The focus shifted when one of their subjects, Dr. Heval Kelli, got a call from Arno Michaelis, a former white supremacist extremism interventionist. He asked Kelli to start texting with Chris Buckley, a KKK leader whose wife wanted him to leave hate behind. Kelli, a Syrian Kurd who fled Iraq represented what Buckley most hated from his tours of duty in Iraq and Afghanistan. In REFUGE, we see them reach out to one another tentatively at first, and eventually create a bond of friendship that leads Buckley away from the beliefs he espoused to fervently, and that shows Kelli a side of America he hadn’t really understood before.

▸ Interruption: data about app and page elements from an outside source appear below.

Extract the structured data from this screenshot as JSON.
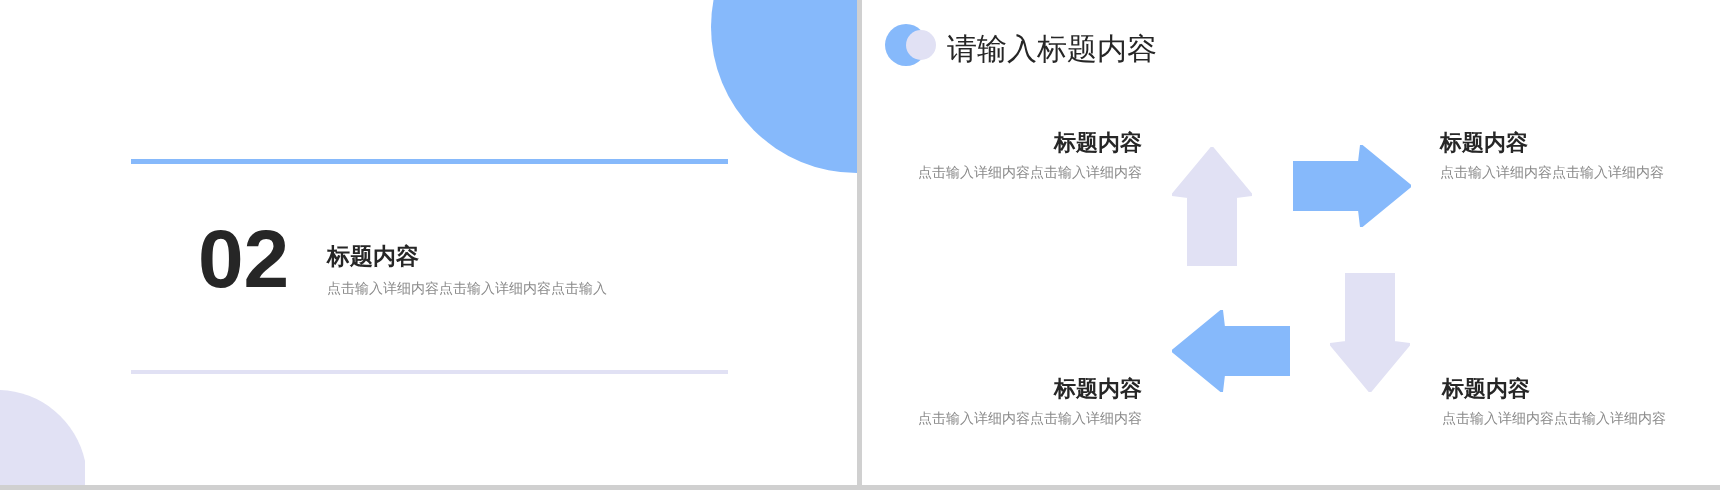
{
  "slides": [
    {
      "kind": "section",
      "number": "02",
      "title": "标题内容",
      "description": "点击输入详细内容点击输入详细内容点击输入"
    },
    {
      "kind": "diagram",
      "title": "请输入标题内容",
      "items": [
        {
          "title": "标题内容",
          "description": "点击输入详细内容点击输入详细内容"
        },
        {
          "title": "标题内容",
          "description": "点击输入详细内容点击输入详细内容"
        },
        {
          "title": "标题内容",
          "description": "点击输入详细内容点击输入详细内容"
        },
        {
          "title": "标题内容",
          "description": "点击输入详细内容点击输入详细内容"
        }
      ]
    }
  ]
}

When I spoke with Blankenship on March 17, 2023, I wanted to know what it was like for her and Bernhardt to make a documentary when they could not be sure how it would turn out, but I started with something that the film brought home to me that made me especially glad to have seen their eye-opening and hopeful documentary about what they term radical acceptance.